Omit the pictures, but give back every entry below exactly as written.
═════ Input ═════
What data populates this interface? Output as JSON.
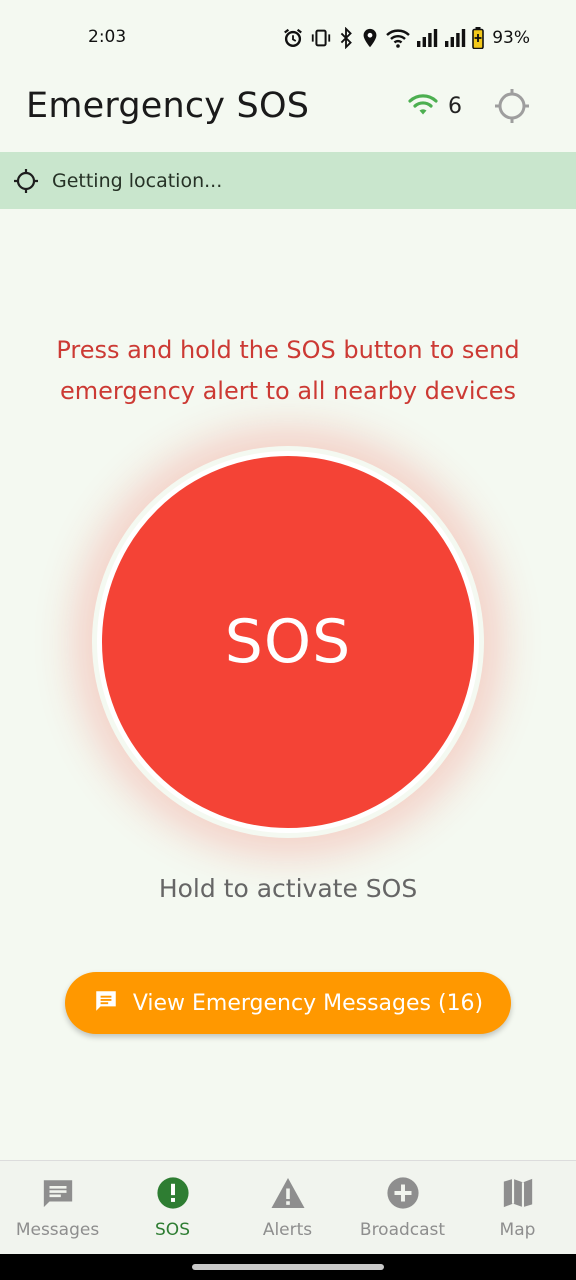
{
  "status_bar": {
    "time": "2:03",
    "battery": "93%",
    "icons": [
      "alarm-icon",
      "vibrate-icon",
      "bluetooth-icon",
      "location-pin-icon",
      "wifi-icon",
      "signal-icon",
      "signal-icon",
      "battery-charging-icon"
    ]
  },
  "app_bar": {
    "title": "Emergency SOS",
    "peer_count": "6",
    "peer_icon": "wifi-icon",
    "location_icon": "crosshair-icon"
  },
  "location_banner": {
    "text": "Getting location...",
    "icon": "crosshair-icon"
  },
  "main": {
    "instructions": "Press and hold the SOS button to send emergency alert to all nearby devices",
    "sos_label": "SOS",
    "hold_hint": "Hold to activate SOS",
    "view_messages_label": "View Emergency Messages (16)"
  },
  "bottom_nav": {
    "items": [
      {
        "label": "Messages",
        "icon": "message-icon",
        "active": false
      },
      {
        "label": "SOS",
        "icon": "alert-circle-icon",
        "active": true
      },
      {
        "label": "Alerts",
        "icon": "warning-icon",
        "active": false
      },
      {
        "label": "Broadcast",
        "icon": "add-circle-icon",
        "active": false
      },
      {
        "label": "Map",
        "icon": "map-icon",
        "active": false
      }
    ]
  },
  "colors": {
    "accent_green": "#2e7d32",
    "sos_red": "#f44336",
    "instruction_red": "#cc3a34",
    "button_orange": "#ff9800",
    "banner_green": "#c9e6cd",
    "background": "#f4f9f1"
  }
}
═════
● **Exercise response**:
What data populates this interface? Output as JSON.
{
  "status_bar": {
    "time": "2:03",
    "battery": "93%",
    "icons": [
      "alarm-icon",
      "vibrate-icon",
      "bluetooth-icon",
      "location-pin-icon",
      "wifi-icon",
      "signal-icon",
      "signal-icon",
      "battery-charging-icon"
    ]
  },
  "app_bar": {
    "title": "Emergency SOS",
    "peer_count": "6",
    "peer_icon": "wifi-icon",
    "location_icon": "crosshair-icon"
  },
  "location_banner": {
    "text": "Getting location...",
    "icon": "crosshair-icon"
  },
  "main": {
    "instructions": "Press and hold the SOS button to send emergency alert to all nearby devices",
    "sos_label": "SOS",
    "hold_hint": "Hold to activate SOS",
    "view_messages_label": "View Emergency Messages (16)"
  },
  "bottom_nav": {
    "items": [
      {
        "label": "Messages",
        "icon": "message-icon",
        "active": false
      },
      {
        "label": "SOS",
        "icon": "alert-circle-icon",
        "active": true
      },
      {
        "label": "Alerts",
        "icon": "warning-icon",
        "active": false
      },
      {
        "label": "Broadcast",
        "icon": "add-circle-icon",
        "active": false
      },
      {
        "label": "Map",
        "icon": "map-icon",
        "active": false
      }
    ]
  },
  "colors": {
    "accent_green": "#2e7d32",
    "sos_red": "#f44336",
    "instruction_red": "#cc3a34",
    "button_orange": "#ff9800",
    "banner_green": "#c9e6cd",
    "background": "#f4f9f1"
  }
}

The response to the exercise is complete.